Editor’s note: Learn how to live mindfully with AIPC’s Living a Mindful Life program. It’s a six-week, self-paced, flexible program for people who want to learn how to integrate mindfulness practices into their day-to-day life. The program can be started at any time and delivers two lessons a week in the privacy of your own home. Learn more here.
- Barker, M. (2013). Mindful therapy: The client, the counsellor, the relationship. In Mindful counselling & psychotherapy: Practicing mindfully across approaches and issues (pp. 36-46). London: UK: SAGE.
- Barstow, C. (2016). A guided self-care assessment for helping professionals. Retrieved from: Website.

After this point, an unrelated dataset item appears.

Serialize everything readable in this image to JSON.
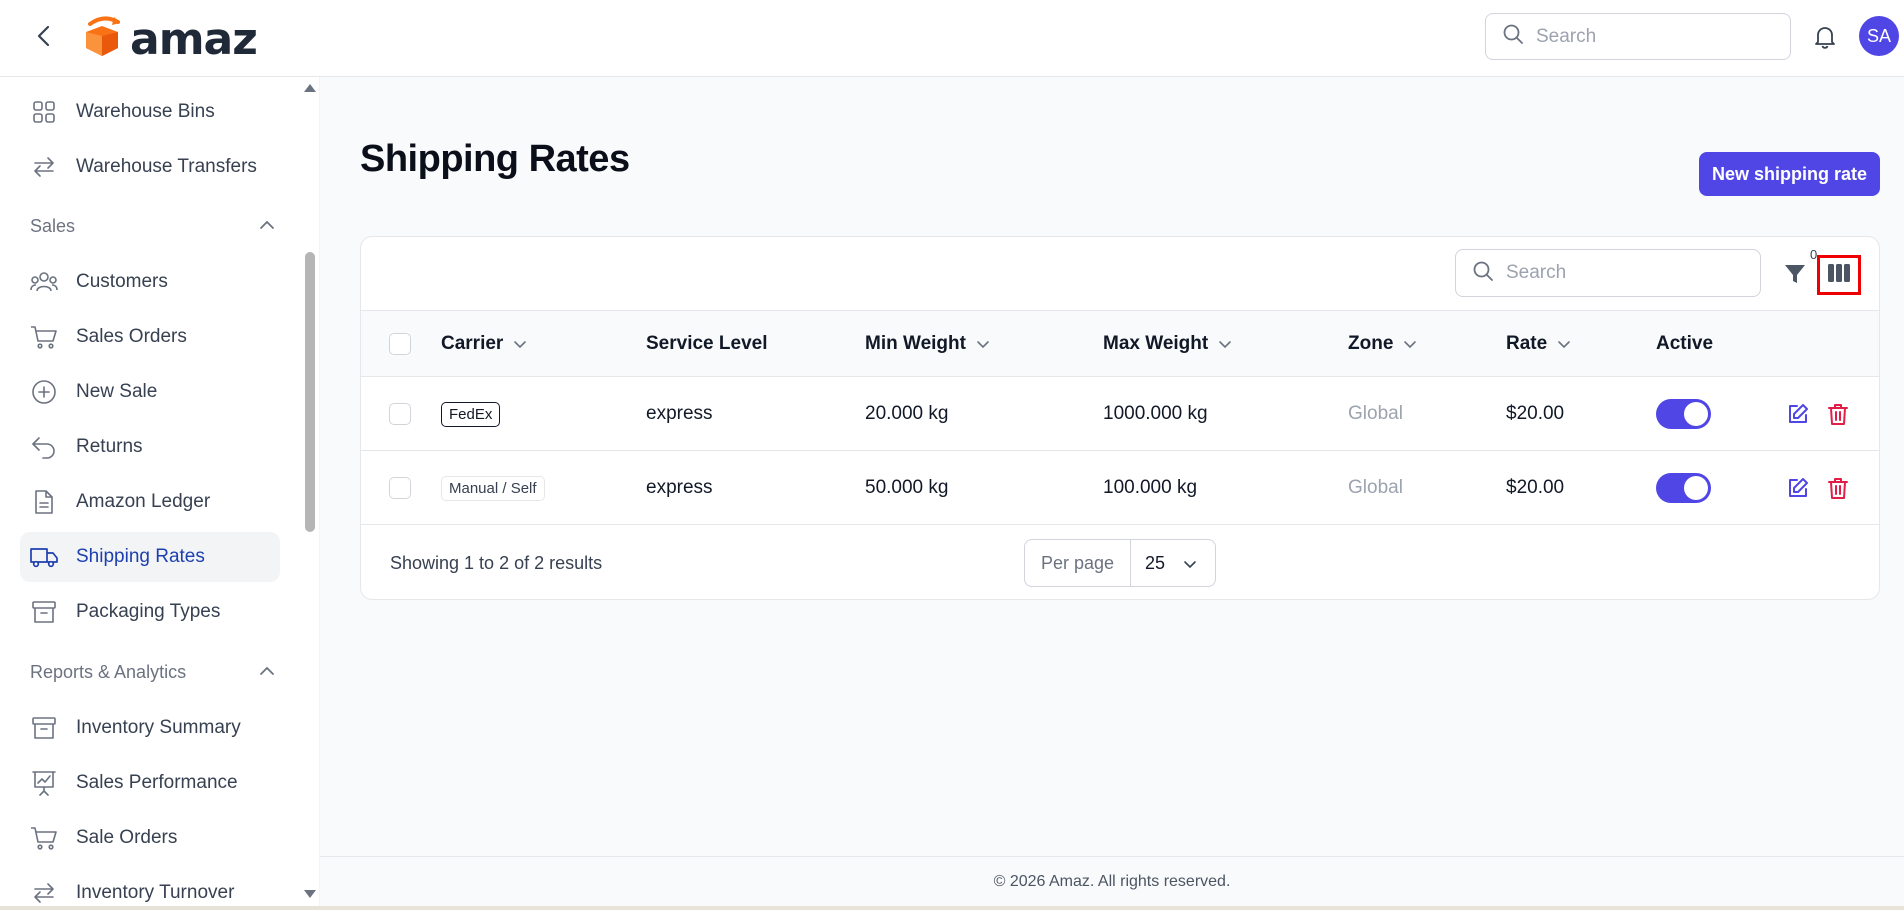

- Pollak, S. M., Pedulla, T., & Siegel, R. D. (2014). Three ways to bring mindfulness into therapy. Retrieved from: Website.
- Shapiro, S., Thakur, S., & de Sousa, S. (2014). Mindfulness for health care professionals and therapists in training. In R. A. Baer (Ed.), Mindfulness-based treatment approaches: Clinician’s guide to evidence base and applications (2nd ed)(pp. 319-345). London, UK: Elsevier Inc.
- Smeets, E., Neff, K., Alberts, H., & Peters, M. (2014). Meeting suffering with kindness: Effects of a brief self-compassion intervention for female college students. Journal of Clinical Psychology, 70(9), 794-807. https://doi.org/10.1002/jclp.22076
- The Centre for Mindfulness Studies. (2015). Self-compassion and mindfulness. Retrieved from: Website
- Thomas, J. T., & Otis, M. D. (2010). Intrapsychic correlates of professional quality of life: Mindfulness, empathy, and emotional separation. Journal of the Society for Social Work and Research, 1(2), 83-98. https://doi.org/10.5243/jsswr.2010.7
- Zarbock, G., Lynch, S.., Ammann, A., & Ringer, S. (2015). Mindfulness for therapists: Understanding mindfulness for professional effectiveness and personal well-being. West Sussex, UK: John Wiley & Sons.